Sen. Cory Booker (D-NJ) has announced his introduction of a new bill calling for a study into the impact of slavery in America to commission reparations for African Americans.

According to a press release sent to Blavity on Monday, the bill will be filed as a companion to H.R. 40, a reparations bill filed by Rep. Sheila Jackson Lee (D-TX) a month ago. Lee's proposal was created to establish a national apology as well as propose reparations for the institution of slavery, as Blavity previously reported.

Booker's bill would move the cause a bit further, commissioning a congressional team to research the impact of slavery economically and will reportedly result in a recommendation for ways in which reparations could be disbursed among descendants of enslaved persons.

“Since slavery in this country, we have had overt policies fueled by white supremacy and racism that have oppressed African-Americans economically for generations,” Booker said in his statement. “Many of our bedrock domestic policies that have ushered millions of Americans into the middle class have systematically excluded Blacks through practices like GI Bill discrimination and redlining. This bill is a way of addressing head-on the persistence of racism, white supremacy and implicit racial bias in our country."

"[The bill] will bring together the best minds to study the issue and propose solutions that will finally begin to right the economic scales of past harms and make sure we are a country where all dignity and humanity is affirmed," he continued. 

Rep. Sheila Jackson Lee said she is proud to have Booker as an ally in the fight for reparations, stating that the legislation has been overdue for nearly three decades.

“Since the initial introduction of this legislation in 1989, the importance of examining the institution of slavery in the United States has been recognized across a broad range of our society,” Lee stated. “I am pleased that Senator Booker has introduced a Senate Companion to H.R. 40.  I salute his dedication to elevating the discussion of reparations and reparatory justice, and look forward to the dialogue that this issue engenders on and off Capitol Hill.”

CNN reports the 2020 presidential hopeful is looking to make reparations a key component of his campaign. 

In a recent town hall in South Carolina, the congressman expressed his concerns that the economic issue was "being reduced to a box to check on a presidential list, when this is so much more of a serious conversation."

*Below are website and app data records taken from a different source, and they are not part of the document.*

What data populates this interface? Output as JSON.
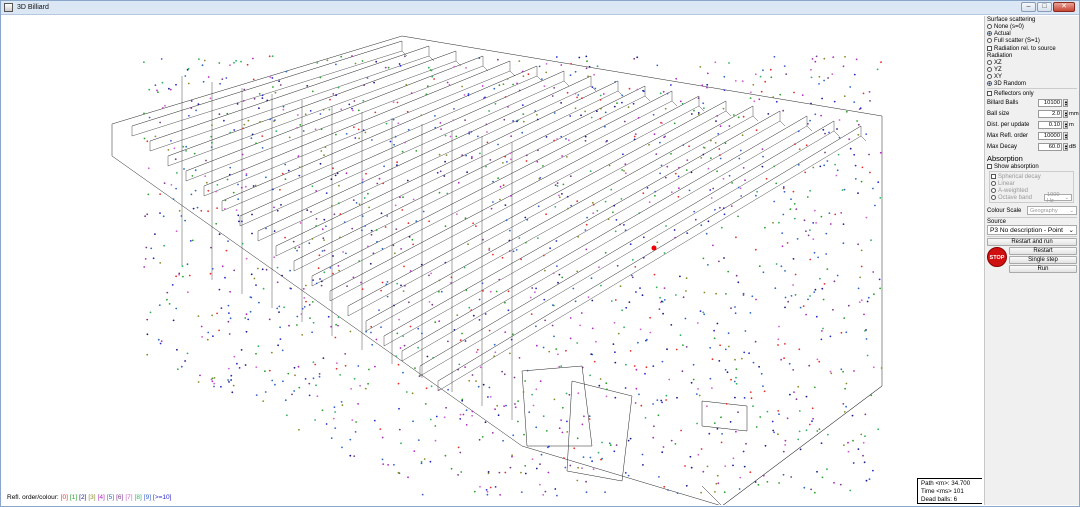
{
  "window": {
    "title": "3D Billiard",
    "minimize": "–",
    "maximize": "□",
    "close": "✕"
  },
  "legend": {
    "prefix": "Refl. order/colour:",
    "items": [
      {
        "label": "[0]",
        "color": "#e8302a"
      },
      {
        "label": "[1]",
        "color": "#2aa02a"
      },
      {
        "label": "[2]",
        "color": "#1a1a8c"
      },
      {
        "label": "[3]",
        "color": "#8a8a2a"
      },
      {
        "label": "[4]",
        "color": "#b02ac0"
      },
      {
        "label": "[5]",
        "color": "#2a6ac0"
      },
      {
        "label": "[6]",
        "color": "#7a3a8a"
      },
      {
        "label": "[7]",
        "color": "#d060d0"
      },
      {
        "label": "[8]",
        "color": "#30b060"
      },
      {
        "label": "[9]",
        "color": "#3a60d0"
      },
      {
        "label": "[>=10]",
        "color": "#2a2ad0"
      }
    ]
  },
  "stats": {
    "path": "Path <m>: 34.700",
    "time": "Time <ms> 101",
    "dead": "Dead balls:  6"
  },
  "panel": {
    "surface_title": "Surface scattering",
    "surface_options": [
      "None (s=0)",
      "Actual",
      "Full scatter (S=1)"
    ],
    "radiation_rel": "Radiation rel. to source",
    "radiation_title": "Radiation",
    "radiation_options": [
      "XZ",
      "YZ",
      "XY",
      "3D Random"
    ],
    "reflectors_only": "Reflectors only",
    "billiard_balls_label": "Billard Balls",
    "billiard_balls": "10100",
    "ball_size_label": "Ball size",
    "ball_size": "2.0",
    "ball_size_unit": "mm",
    "dist_label": "Dist. per update",
    "dist": "0.10",
    "dist_unit": "m",
    "max_refl_label": "Max Refl. order",
    "max_refl": "10000",
    "max_decay_label": "Max Decay",
    "max_decay": "60.0",
    "max_decay_unit": "dB",
    "absorption_title": "Absorption",
    "show_absorption": "Show absorption",
    "spherical_decay": "Spherical decay",
    "linear": "Linear",
    "a_weighted": "A-weighted",
    "octave_band": "Octave band",
    "octave_value": "1000 Hz",
    "colour_scale_label": "Colour Scale",
    "colour_scale_value": "Geography",
    "source_label": "Source",
    "source_value": "P3 No description - Point",
    "restart_and_run": "Restart and run",
    "restart": "Restart",
    "single_step": "Single step",
    "run": "Run",
    "stop": "STOP"
  }
}
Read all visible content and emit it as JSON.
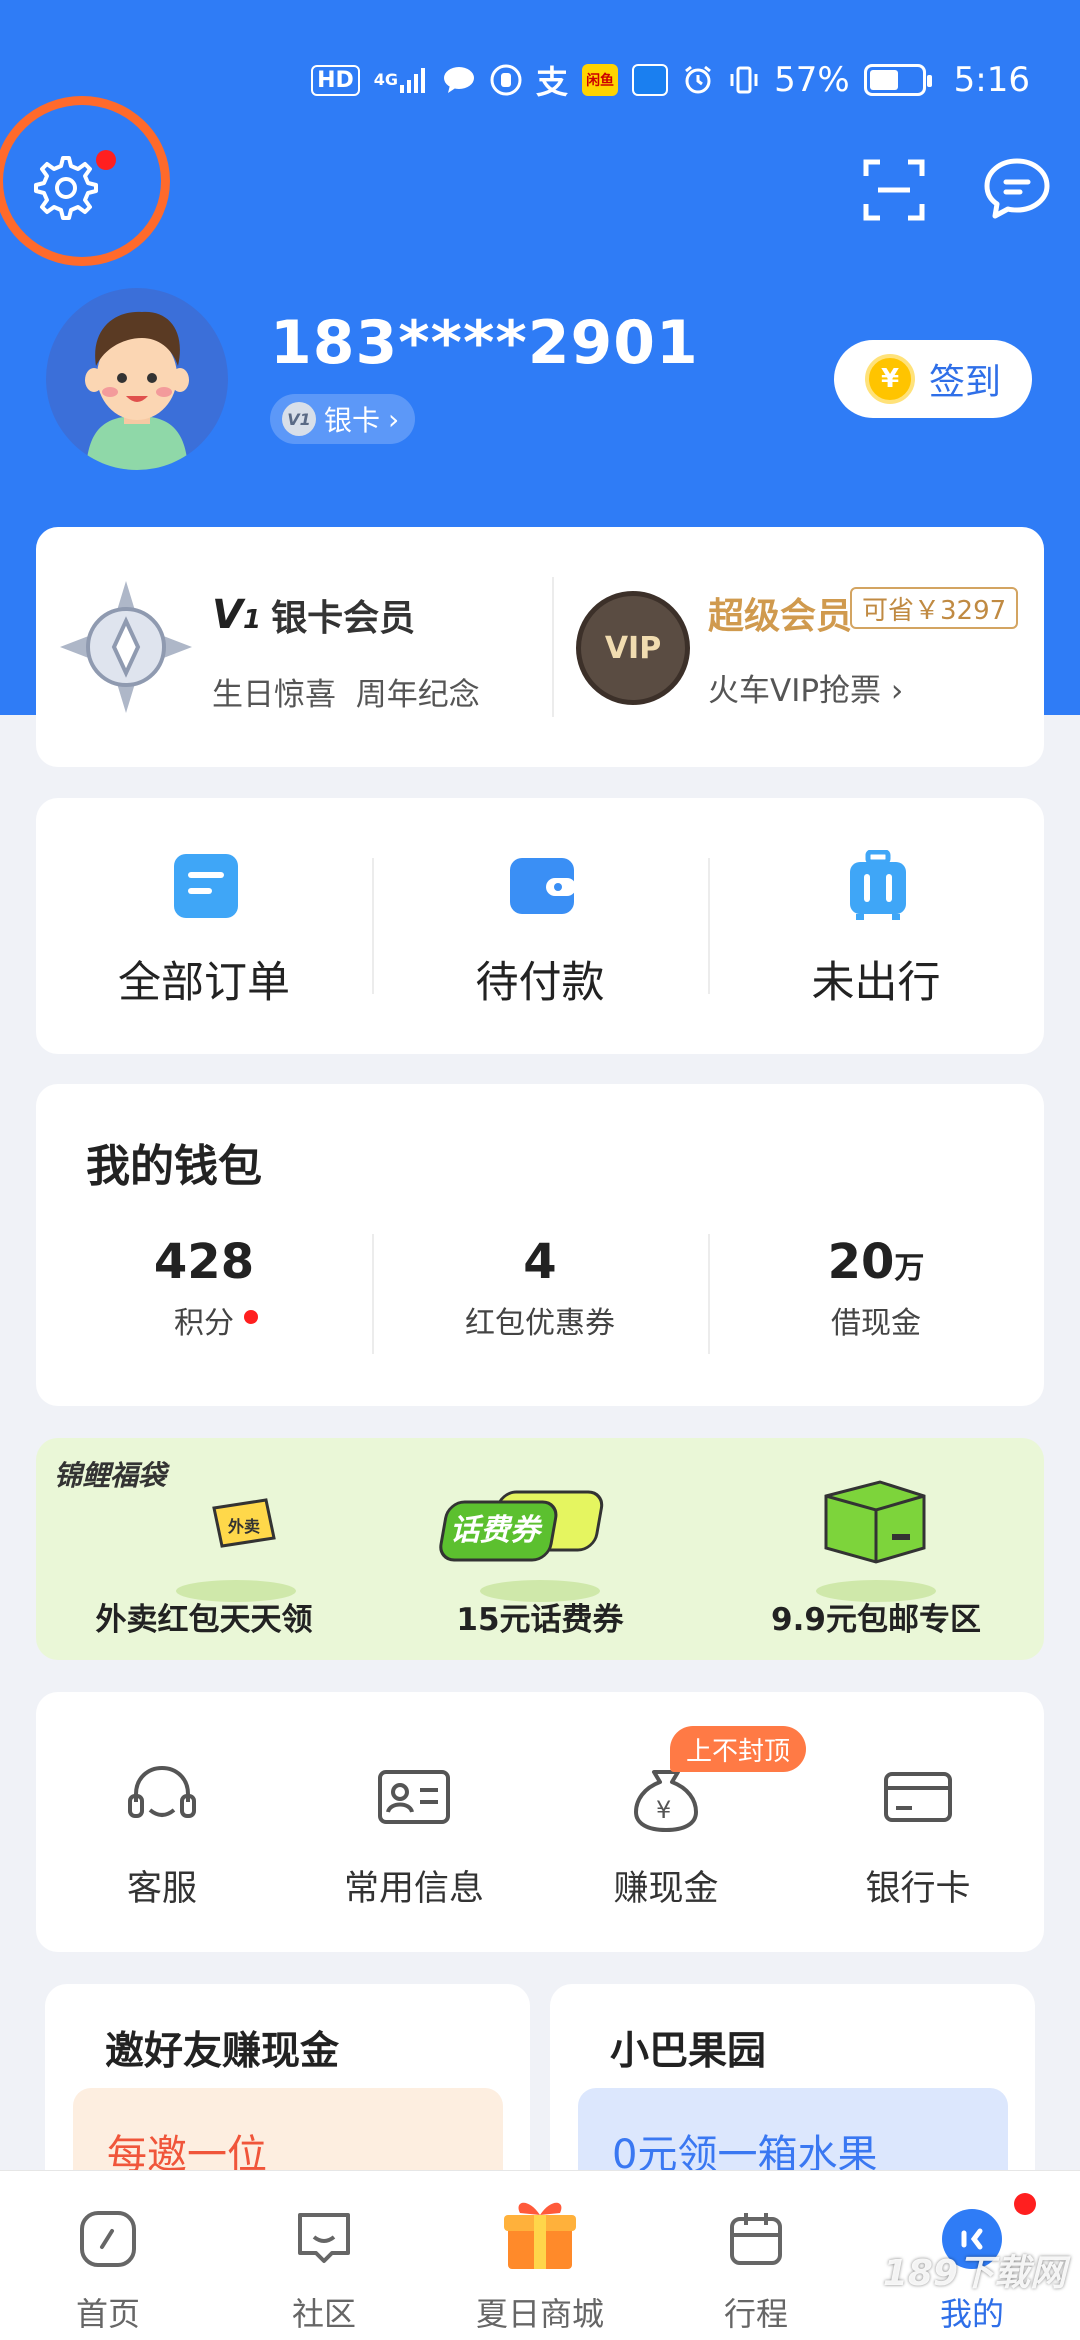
{
  "status_bar": {
    "hd": "HD",
    "network": "4G",
    "battery_percent": "57%",
    "battery_level": 0.57,
    "time": "5:16",
    "app_badge_text": "闲鱼",
    "icons": [
      "hd-icon",
      "signal-icon",
      "chat-bubble-icon",
      "hand-icon",
      "alipay-icon",
      "app-badge-icon",
      "weather-icon",
      "alarm-icon",
      "vibrate-icon",
      "battery-icon"
    ]
  },
  "header": {
    "settings_icon": "gear-icon",
    "scan_icon": "scan-icon",
    "message_icon": "message-icon",
    "accent_color": "#2f7cf6",
    "highlight_ring_color": "#ff6a2b"
  },
  "profile": {
    "phone": "183****2901",
    "member_badge": "V1",
    "member_level": "银卡",
    "checkin_coin": "¥",
    "checkin_label": "签到"
  },
  "vip": {
    "badge": "V",
    "level": "1",
    "title": "银卡会员",
    "benefit_1": "生日惊喜",
    "benefit_2": "周年纪念",
    "super_title": "超级会员",
    "save_text": "可省￥3297",
    "medal_text": "VIP",
    "super_sub": "火车VIP抢票 ›"
  },
  "orders": {
    "items": [
      {
        "label": "全部订单",
        "icon": "document-icon"
      },
      {
        "label": "待付款",
        "icon": "wallet-icon"
      },
      {
        "label": "未出行",
        "icon": "luggage-icon"
      }
    ]
  },
  "wallet": {
    "title": "我的钱包",
    "items": [
      {
        "value": "428",
        "unit": "",
        "label": "积分"
      },
      {
        "value": "4",
        "unit": "",
        "label": "红包优惠券"
      },
      {
        "value": "20",
        "unit": "万",
        "label": "借现金"
      }
    ]
  },
  "promo": {
    "tag": "锦鲤福袋",
    "ticket_text": "外卖",
    "voucher_text": "话费券",
    "items": [
      {
        "label": "外卖红包天天领"
      },
      {
        "label": "15元话费券"
      },
      {
        "label": "9.9元包邮专区"
      }
    ]
  },
  "services": {
    "items": [
      {
        "label": "客服",
        "icon": "headset-icon"
      },
      {
        "label": "常用信息",
        "icon": "id-card-icon"
      },
      {
        "label": "赚现金",
        "icon": "money-bag-icon"
      },
      {
        "label": "银行卡",
        "icon": "bank-card-icon"
      }
    ],
    "cash_tag": "上不封顶"
  },
  "invite": {
    "title": "邀好友赚现金",
    "sub": "每邀一位"
  },
  "orchard": {
    "title": "小巴果园",
    "sub": "0元领一箱水果"
  },
  "tabbar": {
    "items": [
      {
        "label": "首页",
        "icon": "home-icon"
      },
      {
        "label": "社区",
        "icon": "community-icon"
      },
      {
        "label": "夏日商城",
        "icon": "gift-icon"
      },
      {
        "label": "行程",
        "icon": "calendar-icon"
      },
      {
        "label": "我的",
        "icon": "profile-face-icon"
      }
    ],
    "active_index": 4
  },
  "watermark": "189下载网"
}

Additionally, before promoting the idea for the commission, he stated his own belief that "baby bonds" created by the government for African American children would be a substantial way in alleviating the increasing wealth gap. The idea, studied and concluded by Columbia University, suggests that African American newborns receive a savings account that continuously accrues money and receives annual deposits from the government, based on the family's income to bestow upon the child by the time they're of-age to receive.

Other 2020 presidential candidates stated just last week that they would support the bill.

In conversation with National Action Network's Rev. Al Sharpton, Sen. Kirsten Gillibrand (D-NY), Vermont Sen. Bernie Sanders (D), Sen. Kamala Harris (D-CA) and former Texas Representative Beto O'Rourke said they would stand in support of Lee and Booker to pass the legislation.

O'Rourke and Sanders' new stance swayed from previous statements at the predominantly Black event, however. Politico reports O'Rourke said in Iowa last month that he didn't believe in traditional reparations for Black Americans, and Sanders stated on The Breakfast Club radio show that he didn't believe in "writing a check" for the purpose. 

The bill has not yet been filed but is expected to proceed this week.

Now, check these out:

Rep. Sheila Jackson Lee Sponsors New Bill That Could Help Make Reparations For Slavery A Reality

St. Louis Police Want A Judge To Remove Restrictions On Using Mace And Tear Gas On Non-Violent Protesters

Solange Pulls Out Of Coachella Over 'Major Production Delays'